Website and app data records
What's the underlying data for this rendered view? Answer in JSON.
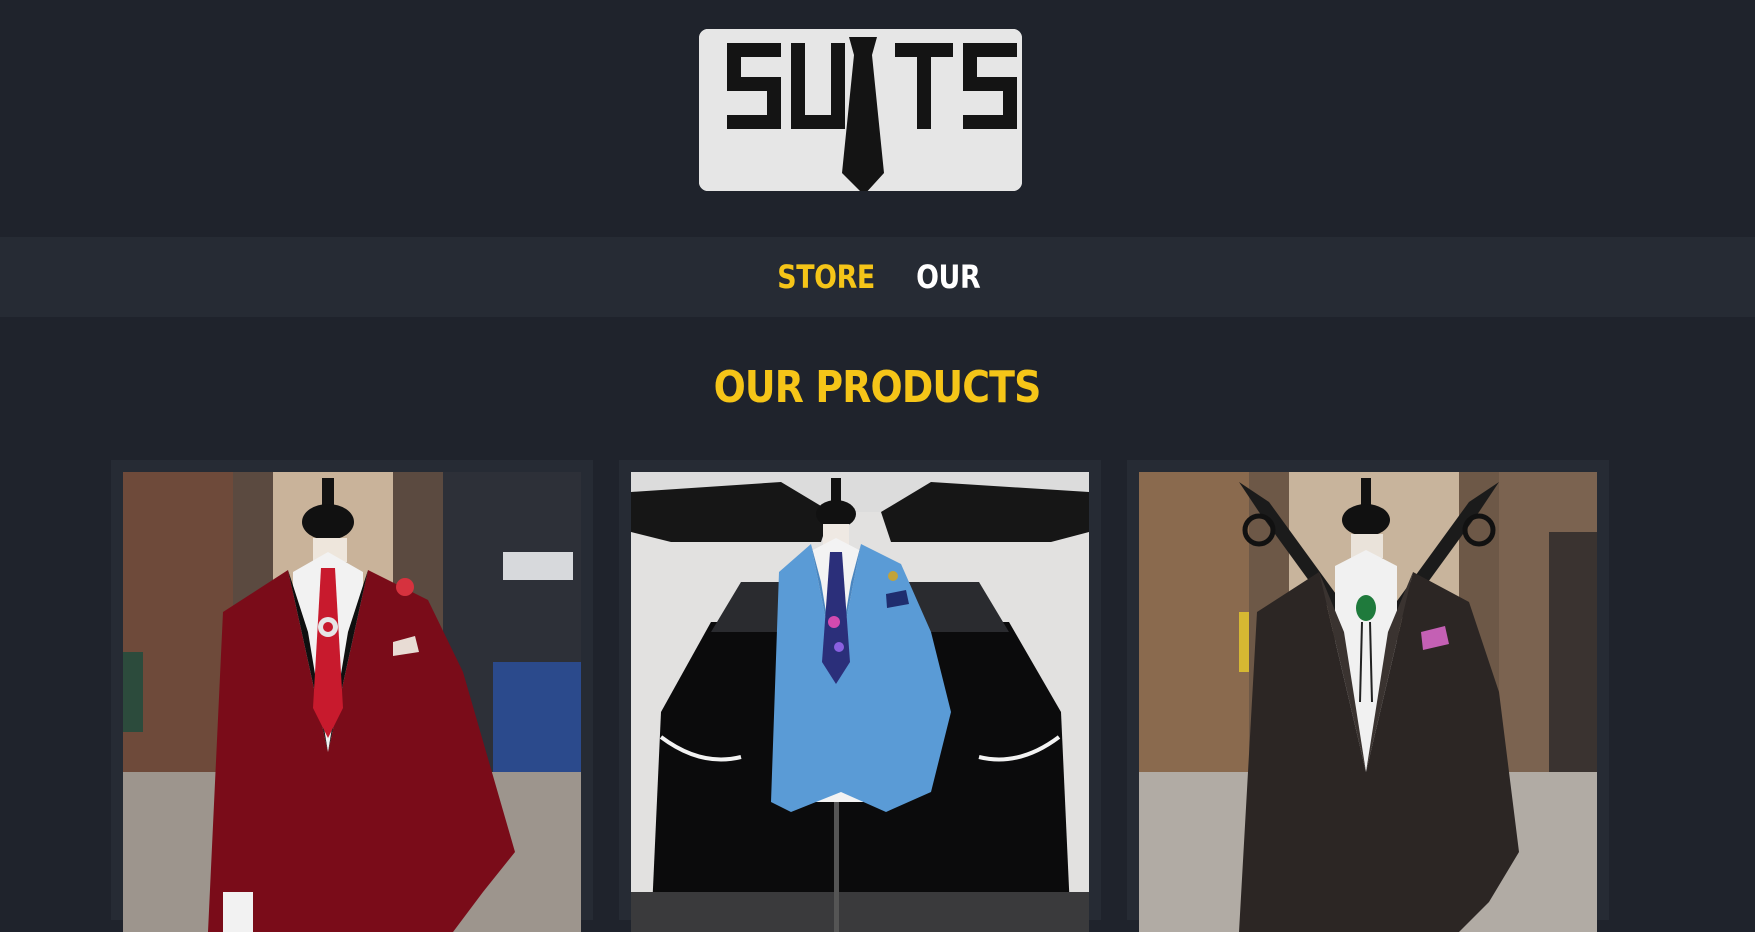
{
  "logo": {
    "text": "SUITS"
  },
  "nav": {
    "items": [
      {
        "label": "STORE",
        "active": true
      },
      {
        "label": "OUR",
        "active": false
      }
    ]
  },
  "main": {
    "title": "OUR PRODUCTS",
    "products": [
      {
        "image": "red-velvet-tuxedo-jacket"
      },
      {
        "image": "light-blue-suit-jacket"
      },
      {
        "image": "charcoal-suit-jacket"
      }
    ]
  },
  "colors": {
    "background": "#1f232c",
    "navbar": "#262b34",
    "accent": "#f5c518"
  }
}
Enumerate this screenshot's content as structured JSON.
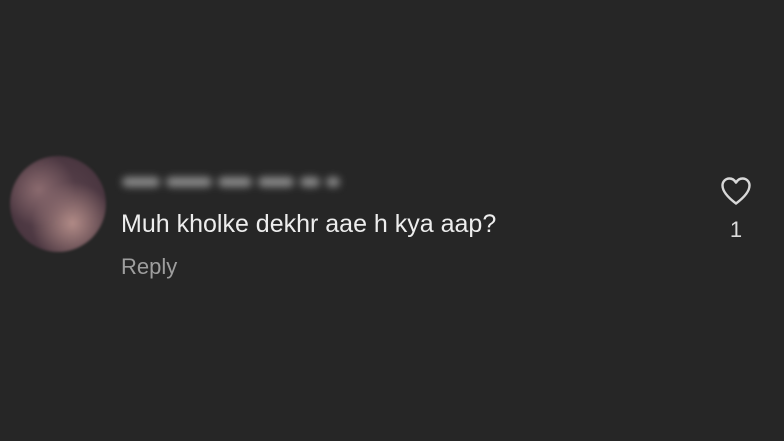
{
  "comment": {
    "text": "Muh kholke dekhr aae h kya aap?",
    "reply_label": "Reply",
    "like_count": "1",
    "icons": {
      "avatar": "blurred-profile-photo",
      "like": "heart-outline-icon"
    }
  },
  "colors": {
    "background": "#262626",
    "comment_text": "#ededed",
    "secondary_text": "#9e9e9e"
  }
}
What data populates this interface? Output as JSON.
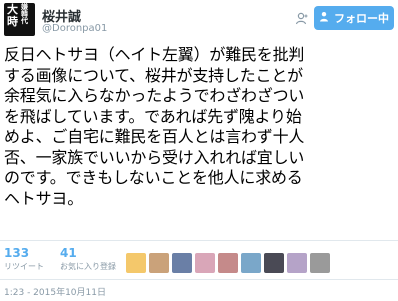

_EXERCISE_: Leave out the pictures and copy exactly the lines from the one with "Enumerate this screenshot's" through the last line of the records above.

_SOLUTION FOR THIS EXERCISE_:
Enumerate this screenshot's content as structured JSON.
{
  "comment": {
    "text": "Muh kholke dekhr aae h kya aap?",
    "reply_label": "Reply",
    "like_count": "1",
    "icons": {
      "avatar": "blurred-profile-photo",
      "like": "heart-outline-icon"
    }
  },
  "colors": {
    "background": "#262626",
    "comment_text": "#ededed",
    "secondary_text": "#9e9e9e"
  }
}
What data populates this interface? Output as JSON.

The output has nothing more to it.